  • Nearly 40 percent of Americans living in rural areas lack sufficient broadband access.

WASTED TIME AND MONEY: Americans continue to lose time and money as a result of our failing infrastructure.

  • Average commute times continue to rise, with the average one-way commute clocking in at 26.6 minutes in 2016.
    • Commute times have increased every year since 2009.
  • More than 40 percent of urban interstate miles are congested.
  • The cost of lost time and wasted fuel due to traffic delays added up to $160 billion in 2014.
    • 3.1 billion gallons of fuel were wasted due to traffic congestion in 2014.
    • Americans spent 6.9 billion hours in traffic in 2014.
  • The American Society of Civil Engineers estimates that failing to meet our infrastructure needs will result in almost $4 trillion in losses to GDP, $7 trillion in lost business sales, and 2.5 million lost jobs by 2025.

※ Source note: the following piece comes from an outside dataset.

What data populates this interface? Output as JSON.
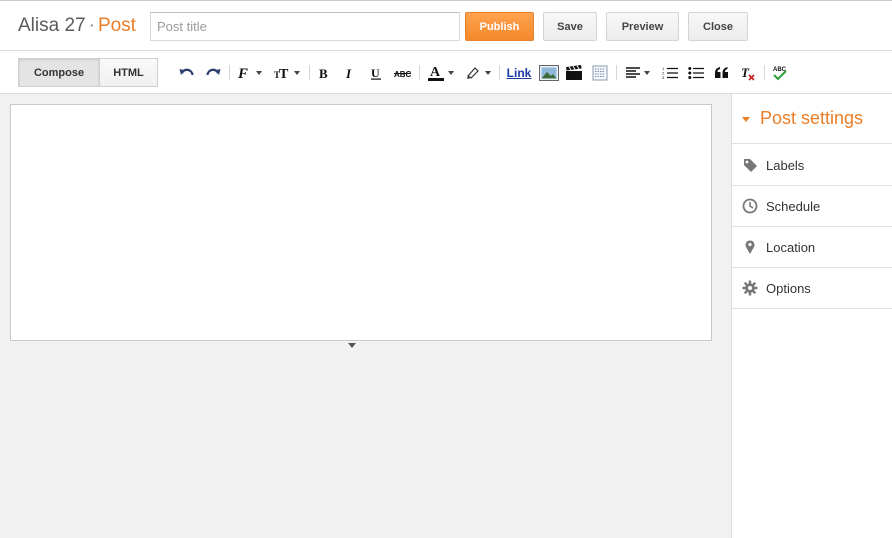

IMPEDIMENTS TO IMPROVEMENT:  Infrastructure projects currently face a daunting number of barriers that are slowing improvements to our infrastructure.

  • A maze of red tape and oversight continues to hold back infrastructure projects, despite the fact that most infrastructure spending is not Federal.
    • Nearly all major infrastructure projects are subject to complex, Federal regulations.
  • The Federal government regulations and processes can play a large role in driving up costs and delaying the development of infrastructure projects.
  • Lengthy reviews hold up infrastructure projects for years.
    • The median time to complete an environmental review process of complex highway projects is more than 7 years, according to a 2014 report by the Government Accountability Office (GAO).
  • Federal departments and agencies are also subject to a range of restrictions that hinder the acquisition and improvement of Federal infrastructure assets.
    • The Department of the Interior is not able to use revenues generated from mineral and energy development on public lands for the maintenance of public infrastructure.
    • Currently, the Department of Veterans Affairs has the authority to sell its properties but is prohibited from retaining the proceeds to reinvest in its medical facility infrastructure.